YOUR OBJECTIVE
Report the lines of the material that carry the string "value".

RECORDS SUPPLIED

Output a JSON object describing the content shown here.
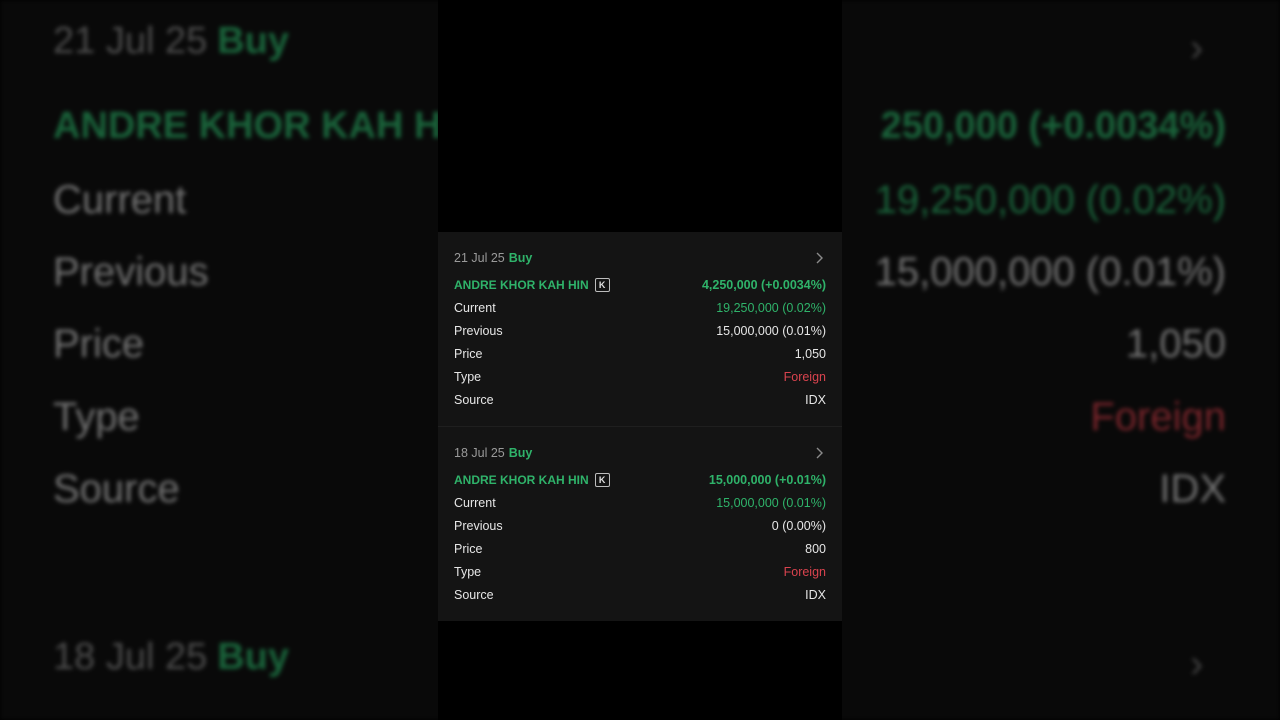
{
  "background": {
    "date": "21 Jul 25",
    "action": "Buy",
    "name": "ANDRE KHOR KAH HI",
    "change": "250,000 (+0.0034%)",
    "rows": [
      {
        "label": "Current",
        "value": "19,250,000 (0.02%)"
      },
      {
        "label": "Previous",
        "value": "15,000,000 (0.01%)"
      },
      {
        "label": "Price",
        "value": "1,050"
      },
      {
        "label": "Type",
        "value": "Foreign"
      },
      {
        "label": "Source",
        "value": "IDX"
      }
    ],
    "date2": "18 Jul 25",
    "action2": "Buy"
  },
  "transactions": [
    {
      "date": "21 Jul 25",
      "action": "Buy",
      "holder": "ANDRE KHOR KAH HIN",
      "badge": "K",
      "change": "4,250,000 (+0.0034%)",
      "current_label": "Current",
      "current": "19,250,000 (0.02%)",
      "previous_label": "Previous",
      "previous": "15,000,000 (0.01%)",
      "price_label": "Price",
      "price": "1,050",
      "type_label": "Type",
      "type": "Foreign",
      "source_label": "Source",
      "source": "IDX"
    },
    {
      "date": "18 Jul 25",
      "action": "Buy",
      "holder": "ANDRE KHOR KAH HIN",
      "badge": "K",
      "change": "15,000,000 (+0.01%)",
      "current_label": "Current",
      "current": "15,000,000 (0.01%)",
      "previous_label": "Previous",
      "previous": "0 (0.00%)",
      "price_label": "Price",
      "price": "800",
      "type_label": "Type",
      "type": "Foreign",
      "source_label": "Source",
      "source": "IDX"
    }
  ],
  "colors": {
    "buy": "#2fb36a",
    "foreign": "#d9434e",
    "panel": "#141414"
  }
}
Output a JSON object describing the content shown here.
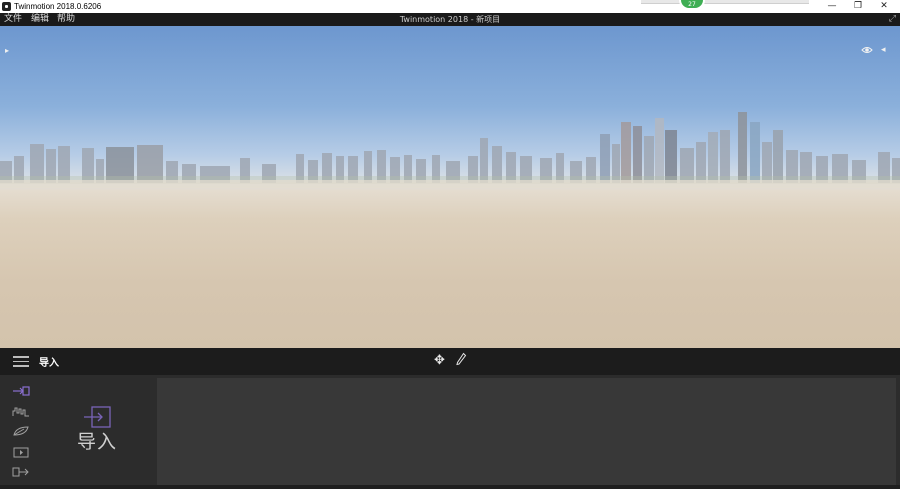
{
  "window": {
    "title": "Twinmotion 2018.0.6206",
    "notification_count": "27",
    "controls": {
      "minimize": "—",
      "maximize": "❐",
      "close": "✕"
    }
  },
  "menubar": {
    "items": [
      "文件",
      "编辑",
      "帮助"
    ],
    "document_title": "Twinmotion 2018 - 新项目",
    "fullscreen_icon": "⤢"
  },
  "viewport": {
    "left_arrow": "▸",
    "right_arrow": "◂"
  },
  "toolbar": {
    "section_title": "导入",
    "move_icon": "✥"
  },
  "panel": {
    "import_label": "导入",
    "nav_items": [
      "import",
      "terrain",
      "vegetation",
      "media",
      "export"
    ]
  },
  "colors": {
    "accent": "#8a6fd0",
    "panel_bg": "#2c2c2c",
    "content_bg": "#383838",
    "toolbar_bg": "#1c1c1c"
  }
}
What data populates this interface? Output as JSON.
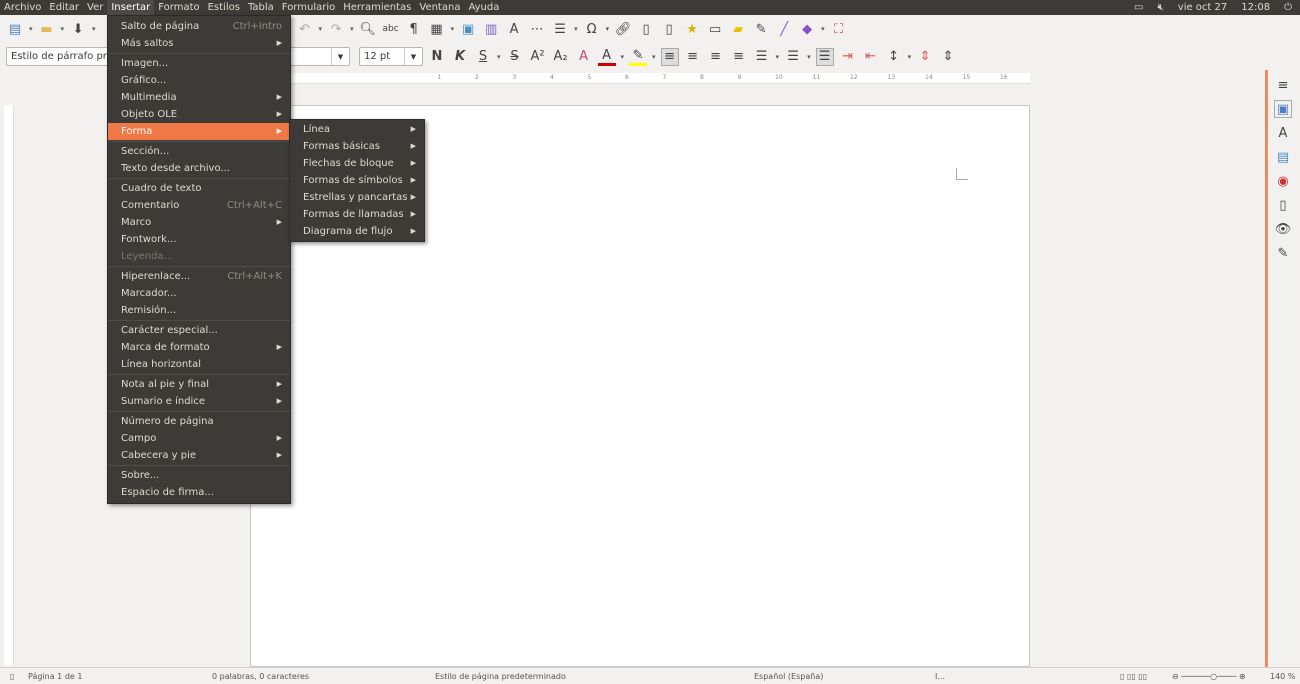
{
  "menubar": [
    "Archivo",
    "Editar",
    "Ver",
    "Insertar",
    "Formato",
    "Estilos",
    "Tabla",
    "Formulario",
    "Herramientas",
    "Ventana",
    "Ayuda"
  ],
  "tray": {
    "date": "vie oct 27",
    "time": "12:08"
  },
  "toolbar": {
    "para_style": "Estilo de párrafo pre",
    "font_size": "12 pt"
  },
  "insert_menu": [
    {
      "label": "Salto de página",
      "shortcut": "Ctrl+Intro"
    },
    {
      "label": "Más saltos",
      "submenu": true
    },
    {
      "sep": true
    },
    {
      "label": "Imagen..."
    },
    {
      "label": "Gráfico..."
    },
    {
      "label": "Multimedia",
      "submenu": true
    },
    {
      "label": "Objeto OLE",
      "submenu": true
    },
    {
      "label": "Forma",
      "submenu": true,
      "highlighted": true
    },
    {
      "sep": true
    },
    {
      "label": "Sección..."
    },
    {
      "label": "Texto desde archivo..."
    },
    {
      "sep": true
    },
    {
      "label": "Cuadro de texto"
    },
    {
      "label": "Comentario",
      "shortcut": "Ctrl+Alt+C"
    },
    {
      "label": "Marco",
      "submenu": true
    },
    {
      "label": "Fontwork..."
    },
    {
      "label": "Leyenda...",
      "disabled": true
    },
    {
      "sep": true
    },
    {
      "label": "Hiperenlace...",
      "shortcut": "Ctrl+Alt+K"
    },
    {
      "label": "Marcador..."
    },
    {
      "label": "Remisión..."
    },
    {
      "sep": true
    },
    {
      "label": "Carácter especial..."
    },
    {
      "label": "Marca de formato",
      "submenu": true
    },
    {
      "label": "Línea horizontal"
    },
    {
      "sep": true
    },
    {
      "label": "Nota al pie y final",
      "submenu": true
    },
    {
      "label": "Sumario e índice",
      "submenu": true
    },
    {
      "sep": true
    },
    {
      "label": "Número de página"
    },
    {
      "label": "Campo",
      "submenu": true
    },
    {
      "label": "Cabecera y pie",
      "submenu": true
    },
    {
      "sep": true
    },
    {
      "label": "Sobre..."
    },
    {
      "label": "Espacio de firma..."
    }
  ],
  "shape_submenu": [
    "Línea",
    "Formas básicas",
    "Flechas de bloque",
    "Formas de símbolos",
    "Estrellas y pancartas",
    "Formas de llamadas",
    "Diagrama de flujo"
  ],
  "status": {
    "page": "Página 1 de 1",
    "words": "0 palabras, 0 caracteres",
    "page_style": "Estilo de página predeterminado",
    "language": "Español (España)",
    "zoom": "140 %",
    "zoom_level": 140
  },
  "colors": {
    "accent": "#f07746",
    "menubar": "#3c3b37"
  }
}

SOLUTION BELOW
        "value": "19,250,000 (0.02%)"
        "value": "15,000,000 (0.01%)"
        "value": "1,050"
        "value": "Foreign"
        "value": "IDX"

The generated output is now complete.